— Work item —
The records that follow must be printed exactly as they are.

#### Provided data ####

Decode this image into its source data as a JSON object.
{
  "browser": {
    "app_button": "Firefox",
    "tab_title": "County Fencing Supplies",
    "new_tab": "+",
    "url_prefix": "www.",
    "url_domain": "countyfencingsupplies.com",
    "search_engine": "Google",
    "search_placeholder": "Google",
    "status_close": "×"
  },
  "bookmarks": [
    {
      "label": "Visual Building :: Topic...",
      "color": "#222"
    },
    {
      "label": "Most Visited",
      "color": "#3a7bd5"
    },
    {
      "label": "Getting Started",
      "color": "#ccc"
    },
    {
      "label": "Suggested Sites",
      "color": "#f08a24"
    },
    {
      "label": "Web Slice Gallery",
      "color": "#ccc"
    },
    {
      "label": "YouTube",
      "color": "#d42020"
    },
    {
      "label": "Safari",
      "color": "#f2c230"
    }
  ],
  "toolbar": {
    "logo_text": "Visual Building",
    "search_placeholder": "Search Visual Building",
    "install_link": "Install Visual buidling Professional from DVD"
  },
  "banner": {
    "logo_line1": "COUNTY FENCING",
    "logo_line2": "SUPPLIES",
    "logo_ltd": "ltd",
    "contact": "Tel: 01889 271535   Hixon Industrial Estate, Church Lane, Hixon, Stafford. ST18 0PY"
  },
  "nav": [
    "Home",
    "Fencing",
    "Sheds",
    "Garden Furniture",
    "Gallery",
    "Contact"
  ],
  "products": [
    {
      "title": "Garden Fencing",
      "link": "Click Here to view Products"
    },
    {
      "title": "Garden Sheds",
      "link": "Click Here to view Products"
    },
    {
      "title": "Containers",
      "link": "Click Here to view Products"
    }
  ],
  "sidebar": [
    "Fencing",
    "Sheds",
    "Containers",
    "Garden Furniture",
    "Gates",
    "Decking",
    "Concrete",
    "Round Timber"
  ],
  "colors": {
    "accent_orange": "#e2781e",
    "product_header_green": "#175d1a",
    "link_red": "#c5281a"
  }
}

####

— The answer —
Decode this image into its source data as a JSON object.
{
  "browser": {
    "app_button": "Firefox",
    "tab_title": "County Fencing Supplies",
    "new_tab": "+",
    "url_prefix": "www.",
    "url_domain": "countyfencingsupplies.com",
    "search_engine": "Google",
    "search_placeholder": "Google",
    "status_close": "×"
  },
  "bookmarks": [
    {
      "label": "Visual Building :: Topic...",
      "color": "#222"
    },
    {
      "label": "Most Visited",
      "color": "#3a7bd5"
    },
    {
      "label": "Getting Started",
      "color": "#ccc"
    },
    {
      "label": "Suggested Sites",
      "color": "#f08a24"
    },
    {
      "label": "Web Slice Gallery",
      "color": "#ccc"
    },
    {
      "label": "YouTube",
      "color": "#d42020"
    },
    {
      "label": "Safari",
      "color": "#f2c230"
    }
  ],
  "toolbar": {
    "logo_text": "Visual Building",
    "search_placeholder": "Search Visual Building",
    "install_link": "Install Visual buidling Professional from DVD"
  },
  "banner": {
    "logo_line1": "COUNTY FENCING",
    "logo_line2": "SUPPLIES",
    "logo_ltd": "ltd",
    "contact": "Tel: 01889 271535   Hixon Industrial Estate, Church Lane, Hixon, Stafford. ST18 0PY"
  },
  "nav": [
    "Home",
    "Fencing",
    "Sheds",
    "Garden Furniture",
    "Gallery",
    "Contact"
  ],
  "products": [
    {
      "title": "Garden Fencing",
      "link": "Click Here to view Products"
    },
    {
      "title": "Garden Sheds",
      "link": "Click Here to view Products"
    },
    {
      "title": "Containers",
      "link": "Click Here to view Products"
    }
  ],
  "sidebar": [
    "Fencing",
    "Sheds",
    "Containers",
    "Garden Furniture",
    "Gates",
    "Decking",
    "Concrete",
    "Round Timber"
  ],
  "colors": {
    "accent_orange": "#e2781e",
    "product_header_green": "#175d1a",
    "link_red": "#c5281a"
  }
}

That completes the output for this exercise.